→ **Exercise aim**:
Copy the data word for word, keeping every line.

---------- The records ----------

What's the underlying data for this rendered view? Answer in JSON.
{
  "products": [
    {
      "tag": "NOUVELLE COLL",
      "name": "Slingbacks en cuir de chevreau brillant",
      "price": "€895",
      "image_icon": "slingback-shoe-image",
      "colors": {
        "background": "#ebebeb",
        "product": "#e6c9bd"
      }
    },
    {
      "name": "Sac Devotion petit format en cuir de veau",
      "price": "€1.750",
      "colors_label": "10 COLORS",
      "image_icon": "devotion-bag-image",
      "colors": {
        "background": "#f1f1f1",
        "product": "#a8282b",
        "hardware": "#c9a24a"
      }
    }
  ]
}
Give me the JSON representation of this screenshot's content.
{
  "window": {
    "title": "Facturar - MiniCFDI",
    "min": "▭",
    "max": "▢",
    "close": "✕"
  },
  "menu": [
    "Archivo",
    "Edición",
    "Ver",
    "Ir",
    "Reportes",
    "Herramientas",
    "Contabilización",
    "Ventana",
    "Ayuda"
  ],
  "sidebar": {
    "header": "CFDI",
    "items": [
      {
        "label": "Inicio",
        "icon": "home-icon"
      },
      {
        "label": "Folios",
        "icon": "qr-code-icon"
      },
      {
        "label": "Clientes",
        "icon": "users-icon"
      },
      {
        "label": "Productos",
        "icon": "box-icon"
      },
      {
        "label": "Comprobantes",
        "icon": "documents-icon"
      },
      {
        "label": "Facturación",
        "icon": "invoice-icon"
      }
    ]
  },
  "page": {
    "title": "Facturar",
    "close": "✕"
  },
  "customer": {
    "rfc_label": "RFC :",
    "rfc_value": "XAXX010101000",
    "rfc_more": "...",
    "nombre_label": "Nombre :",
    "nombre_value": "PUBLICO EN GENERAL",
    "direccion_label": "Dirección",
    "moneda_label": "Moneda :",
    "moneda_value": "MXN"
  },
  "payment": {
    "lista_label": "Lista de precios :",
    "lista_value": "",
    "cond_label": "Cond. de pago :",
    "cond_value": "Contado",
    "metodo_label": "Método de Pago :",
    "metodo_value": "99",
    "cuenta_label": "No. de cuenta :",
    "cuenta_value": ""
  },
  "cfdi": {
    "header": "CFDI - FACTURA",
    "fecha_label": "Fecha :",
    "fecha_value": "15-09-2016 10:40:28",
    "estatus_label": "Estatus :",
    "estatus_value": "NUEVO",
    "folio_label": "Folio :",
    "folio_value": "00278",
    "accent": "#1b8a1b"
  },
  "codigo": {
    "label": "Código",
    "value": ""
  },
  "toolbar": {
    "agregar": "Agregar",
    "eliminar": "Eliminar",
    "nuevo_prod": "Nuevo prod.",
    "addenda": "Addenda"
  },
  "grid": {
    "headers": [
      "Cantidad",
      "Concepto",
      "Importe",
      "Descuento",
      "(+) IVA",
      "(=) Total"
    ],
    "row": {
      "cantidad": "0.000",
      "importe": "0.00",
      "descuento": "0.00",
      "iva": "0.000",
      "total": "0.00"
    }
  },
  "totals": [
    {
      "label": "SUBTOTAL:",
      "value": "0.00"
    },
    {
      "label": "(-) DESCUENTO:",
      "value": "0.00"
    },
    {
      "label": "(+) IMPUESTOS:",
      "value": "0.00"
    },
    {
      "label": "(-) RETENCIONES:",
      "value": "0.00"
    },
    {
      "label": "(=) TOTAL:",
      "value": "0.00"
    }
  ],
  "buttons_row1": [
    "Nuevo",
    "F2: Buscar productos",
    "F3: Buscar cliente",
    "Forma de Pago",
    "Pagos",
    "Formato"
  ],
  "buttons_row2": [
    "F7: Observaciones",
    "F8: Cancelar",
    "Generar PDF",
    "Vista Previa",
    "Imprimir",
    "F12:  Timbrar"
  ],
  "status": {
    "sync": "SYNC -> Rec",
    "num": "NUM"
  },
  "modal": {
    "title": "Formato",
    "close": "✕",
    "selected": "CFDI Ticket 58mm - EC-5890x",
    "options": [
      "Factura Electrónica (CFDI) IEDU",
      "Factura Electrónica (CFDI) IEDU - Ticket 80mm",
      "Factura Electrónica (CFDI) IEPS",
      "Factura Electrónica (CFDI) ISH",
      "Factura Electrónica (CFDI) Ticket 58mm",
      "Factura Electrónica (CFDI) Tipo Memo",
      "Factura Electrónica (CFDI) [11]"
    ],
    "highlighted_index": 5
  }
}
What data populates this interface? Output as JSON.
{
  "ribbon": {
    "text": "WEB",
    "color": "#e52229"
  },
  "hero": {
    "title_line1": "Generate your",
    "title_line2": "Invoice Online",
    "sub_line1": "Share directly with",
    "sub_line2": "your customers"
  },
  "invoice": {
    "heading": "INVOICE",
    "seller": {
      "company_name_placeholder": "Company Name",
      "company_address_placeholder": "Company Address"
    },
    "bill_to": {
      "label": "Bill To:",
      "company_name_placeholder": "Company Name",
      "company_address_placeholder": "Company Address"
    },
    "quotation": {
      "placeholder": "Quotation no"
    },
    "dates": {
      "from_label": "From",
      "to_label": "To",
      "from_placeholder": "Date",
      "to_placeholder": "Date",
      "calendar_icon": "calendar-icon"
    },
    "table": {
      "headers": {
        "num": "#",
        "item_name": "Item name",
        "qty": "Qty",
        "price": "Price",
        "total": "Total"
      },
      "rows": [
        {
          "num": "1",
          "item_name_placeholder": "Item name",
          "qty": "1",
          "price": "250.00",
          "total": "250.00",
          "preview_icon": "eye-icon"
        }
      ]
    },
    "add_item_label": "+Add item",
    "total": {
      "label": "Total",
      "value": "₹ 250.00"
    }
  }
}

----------

→ **Reply to the task**:
What's the underlying data for this rendered view? Answer in JSON.
{
  "products": [
    {
      "tag": "NOUVELLE COLL",
      "name": "Slingbacks en cuir de chevreau brillant",
      "price": "€895",
      "image_icon": "slingback-shoe-image",
      "colors": {
        "background": "#ebebeb",
        "product": "#e6c9bd"
      }
    },
    {
      "name": "Sac Devotion petit format en cuir de veau",
      "price": "€1.750",
      "colors_label": "10 COLORS",
      "image_icon": "devotion-bag-image",
      "colors": {
        "background": "#f1f1f1",
        "product": "#a8282b",
        "hardware": "#c9a24a"
      }
    }
  ]
}
Give me the JSON representation of this screenshot's content.
{
  "window": {
    "title": "Facturar - MiniCFDI",
    "min": "▭",
    "max": "▢",
    "close": "✕"
  },
  "menu": [
    "Archivo",
    "Edición",
    "Ver",
    "Ir",
    "Reportes",
    "Herramientas",
    "Contabilización",
    "Ventana",
    "Ayuda"
  ],
  "sidebar": {
    "header": "CFDI",
    "items": [
      {
        "label": "Inicio",
        "icon": "home-icon"
      },
      {
        "label": "Folios",
        "icon": "qr-code-icon"
      },
      {
        "label": "Clientes",
        "icon": "users-icon"
      },
      {
        "label": "Productos",
        "icon": "box-icon"
      },
      {
        "label": "Comprobantes",
        "icon": "documents-icon"
      },
      {
        "label": "Facturación",
        "icon": "invoice-icon"
      }
    ]
  },
  "page": {
    "title": "Facturar",
    "close": "✕"
  },
  "customer": {
    "rfc_label": "RFC :",
    "rfc_value": "XAXX010101000",
    "rfc_more": "...",
    "nombre_label": "Nombre :",
    "nombre_value": "PUBLICO EN GENERAL",
    "direccion_label": "Dirección",
    "moneda_label": "Moneda :",
    "moneda_value": "MXN"
  },
  "payment": {
    "lista_label": "Lista de precios :",
    "lista_value": "",
    "cond_label": "Cond. de pago :",
    "cond_value": "Contado",
    "metodo_label": "Método de Pago :",
    "metodo_value": "99",
    "cuenta_label": "No. de cuenta :",
    "cuenta_value": ""
  },
  "cfdi": {
    "header": "CFDI - FACTURA",
    "fecha_label": "Fecha :",
    "fecha_value": "15-09-2016 10:40:28",
    "estatus_label": "Estatus :",
    "estatus_value": "NUEVO",
    "folio_label": "Folio :",
    "folio_value": "00278",
    "accent": "#1b8a1b"
  },
  "codigo": {
    "label": "Código",
    "value": ""
  },
  "toolbar": {
    "agregar": "Agregar",
    "eliminar": "Eliminar",
    "nuevo_prod": "Nuevo prod.",
    "addenda": "Addenda"
  },
  "grid": {
    "headers": [
      "Cantidad",
      "Concepto",
      "Importe",
      "Descuento",
      "(+) IVA",
      "(=) Total"
    ],
    "row": {
      "cantidad": "0.000",
      "importe": "0.00",
      "descuento": "0.00",
      "iva": "0.000",
      "total": "0.00"
    }
  },
  "totals": [
    {
      "label": "SUBTOTAL:",
      "value": "0.00"
    },
    {
      "label": "(-) DESCUENTO:",
      "value": "0.00"
    },
    {
      "label": "(+) IMPUESTOS:",
      "value": "0.00"
    },
    {
      "label": "(-) RETENCIONES:",
      "value": "0.00"
    },
    {
      "label": "(=) TOTAL:",
      "value": "0.00"
    }
  ],
  "buttons_row1": [
    "Nuevo",
    "F2: Buscar productos",
    "F3: Buscar cliente",
    "Forma de Pago",
    "Pagos",
    "Formato"
  ],
  "buttons_row2": [
    "F7: Observaciones",
    "F8: Cancelar",
    "Generar PDF",
    "Vista Previa",
    "Imprimir",
    "F12:  Timbrar"
  ],
  "status": {
    "sync": "SYNC -> Rec",
    "num": "NUM"
  },
  "modal": {
    "title": "Formato",
    "close": "✕",
    "selected": "CFDI Ticket 58mm - EC-5890x",
    "options": [
      "Factura Electrónica (CFDI) IEDU",
      "Factura Electrónica (CFDI) IEDU - Ticket 80mm",
      "Factura Electrónica (CFDI) IEPS",
      "Factura Electrónica (CFDI) ISH",
      "Factura Electrónica (CFDI) Ticket 58mm",
      "Factura Electrónica (CFDI) Tipo Memo",
      "Factura Electrónica (CFDI) [11]"
    ],
    "highlighted_index": 5
  }
}
What data populates this interface? Output as JSON.
{
  "ribbon": {
    "text": "WEB",
    "color": "#e52229"
  },
  "hero": {
    "title_line1": "Generate your",
    "title_line2": "Invoice Online",
    "sub_line1": "Share directly with",
    "sub_line2": "your customers"
  },
  "invoice": {
    "heading": "INVOICE",
    "seller": {
      "company_name_placeholder": "Company Name",
      "company_address_placeholder": "Company Address"
    },
    "bill_to": {
      "label": "Bill To:",
      "company_name_placeholder": "Company Name",
      "company_address_placeholder": "Company Address"
    },
    "quotation": {
      "placeholder": "Quotation no"
    },
    "dates": {
      "from_label": "From",
      "to_label": "To",
      "from_placeholder": "Date",
      "to_placeholder": "Date",
      "calendar_icon": "calendar-icon"
    },
    "table": {
      "headers": {
        "num": "#",
        "item_name": "Item name",
        "qty": "Qty",
        "price": "Price",
        "total": "Total"
      },
      "rows": [
        {
          "num": "1",
          "item_name_placeholder": "Item name",
          "qty": "1",
          "price": "250.00",
          "total": "250.00",
          "preview_icon": "eye-icon"
        }
      ]
    },
    "add_item_label": "+Add item",
    "total": {
      "label": "Total",
      "value": "₹ 250.00"
    }
  }
}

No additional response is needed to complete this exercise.